This is an easy cushion cover project with piping along the outer edges – no fastenings, just 3 pieces of fabric and some piping cord. Easy peasy, right?
Step 1. Cut front and back fabric pieces for the cushion cover
You need 3 fabric pieces for the cushion cover. One square fabric piece for the front and 2 rectangle shaped pieces for the back. (The size of this would vary according to your cushion insert. Mine is a 16 inch cushion insert)
The front piece – if you have a 16 inch cushion ( normal size) cut the fabric square 16 1/2 inches in dimension.(For a more snug fit make it 16 inches ie exact measurement as the insert)
The back pieces – You need 2 pieces for the back for overlapping. Cut one piece 16 1/2 inches by 10 inches and the other piece 16 1/2 inches by 13 inches.
If you have a different dimension for your cushion insert, follow this formula for back pieces. Divide the square side by 2 ; Add 2 1/2 to this for one piece of back and add 5 inches for the other. Or better decide for yourself.
How to sew the cushion cover with piping
Step 2. Cut and Prepare piping
For the piping, you can cut a fabric strip of 1 1/2 inch width on the straight grain or cross grain or bias grain (I have found it doesnot matter). You also need cord to keep inside the fabric strip.
Actually, the width of the fabric strip you need to make piping depends on the thickness of the card you are making. You can wing it by wrapping
Length – For a cushion cover of 16 inch square dimensions, cut the piping 69 inches (side of the square * 4 plus 3 inches); fabric over the cord and then add 1 inch extra to this.
If you do not have a long fabric strip, join together small fabric strips to get the longer length. Join it diagonally – so that the seam allowance does not lie across the fabric adding bulk. Cut out the extra seam allowance. Press the seam allowance open. Learn how to make bias tape here.
Attach a zipper foot on your sewing machine. Keep the cord inside the piping strip. Ensure that needle position is correct – fitting inside the groove of the presser foot.
Using a straight stitch, sew as close to the piping cord as possible.
Step 3. Baste stitch piping to the front piece.
Keep the piping strip to the edge of the fabric. The piping portion is kept to the inside.
Start stitching. Start from one corner, leaving some 3 inches extra tail of the piping. Refer picture below.
When you reach the corner, stop stitching 1/2 inch before the edge.
Curve the piping to the other side. Keep the needle inside the fabric, but raise the presser foot.
Pivot the fabric and continue stitching the piping to the edge
When you reach the end, stop 1 inches from the corner.
You will have to take out 3-4 stitches of the piping stitches now to open it up.
Turn the starting edge to meet the end( cut off extra piping cord – exactly to meet the other end) The fabric should be cut off leaving 1/4 inch extra (for turning to the inside).
Piping cord should meet end to end.
Turn the edge 1/4 inch to the inside.
Now sew the piping as usual. It will look like this in the picture below.
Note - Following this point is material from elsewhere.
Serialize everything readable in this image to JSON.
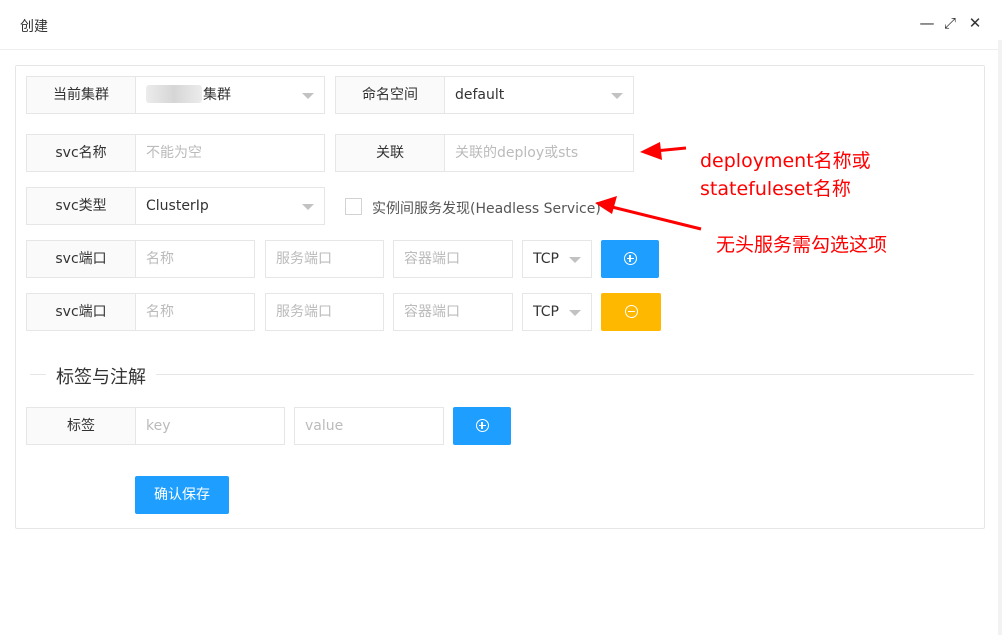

After stitching clip the corner seam allowance so that when you turn the pillow right side out, it will look nice and smooth.
Step 4. Hem the back pieces.
Turn under the edges of both the pieces (the overlapping edges) 1/4 inches twice and stitch in place. You can press the folds first and then stitch.
Step 5. Stitch all layers together
Keep the front fabric square right side up in front of you. Keep the 16 1/2 inch by 13 inch fabric piece right side down on this. Keep the other fabric piece on top.
Align everything in place. You can pin everything together neatly so that it could not shift when sewing.
On the back of the front piece, you have the stitching line of the piping. You can sew over this – this serves as a guideline for your sewing. Stitch through the whole circumference.
After finishing the stitching, you can finish the seam allowance edges by either binding or by zigzag stitches (this is optional but looks better on the inside and avoid fraying of the edges)
Turn the pillow rightside out through the overlapped opening. This is how your new cushion cover will look on the back.
This is my cover front. Yours may differ, depending on what emebllishment you decide to do on the fabric. Mine is quite lame, just a piece of fabric stitched on the surface.